> The task: Working line by line, output the entries below exactly as they appear.

> Interface dataset entries:
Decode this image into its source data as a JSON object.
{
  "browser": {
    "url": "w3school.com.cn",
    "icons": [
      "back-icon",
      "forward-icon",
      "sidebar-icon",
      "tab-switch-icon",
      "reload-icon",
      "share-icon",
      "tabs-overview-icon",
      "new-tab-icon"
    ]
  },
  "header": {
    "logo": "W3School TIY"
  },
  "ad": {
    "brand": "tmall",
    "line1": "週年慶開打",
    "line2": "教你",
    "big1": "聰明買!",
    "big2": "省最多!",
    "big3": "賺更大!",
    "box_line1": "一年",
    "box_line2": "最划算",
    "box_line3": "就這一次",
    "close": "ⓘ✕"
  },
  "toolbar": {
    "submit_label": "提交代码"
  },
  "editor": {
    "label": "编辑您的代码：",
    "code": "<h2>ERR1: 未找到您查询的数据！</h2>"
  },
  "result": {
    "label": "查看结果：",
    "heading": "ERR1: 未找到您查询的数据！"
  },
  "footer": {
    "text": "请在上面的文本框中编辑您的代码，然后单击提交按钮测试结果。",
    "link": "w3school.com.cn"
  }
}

> Exercise output:
Decode this image into its source data as a JSON object.
{
  "browser": {
    "url": "w3school.com.cn",
    "icons": [
      "back-icon",
      "forward-icon",
      "sidebar-icon",
      "tab-switch-icon",
      "reload-icon",
      "share-icon",
      "tabs-overview-icon",
      "new-tab-icon"
    ]
  },
  "header": {
    "logo": "W3School TIY"
  },
  "ad": {
    "brand": "tmall",
    "line1": "週年慶開打",
    "line2": "教你",
    "big1": "聰明買!",
    "big2": "省最多!",
    "big3": "賺更大!",
    "box_line1": "一年",
    "box_line2": "最划算",
    "box_line3": "就這一次",
    "close": "ⓘ✕"
  },
  "toolbar": {
    "submit_label": "提交代码"
  },
  "editor": {
    "label": "编辑您的代码：",
    "code": "<h2>ERR1: 未找到您查询的数据！</h2>"
  },
  "result": {
    "label": "查看结果：",
    "heading": "ERR1: 未找到您查询的数据！"
  },
  "footer": {
    "text": "请在上面的文本框中编辑您的代码，然后单击提交按钮测试结果。",
    "link": "w3school.com.cn"
  }
}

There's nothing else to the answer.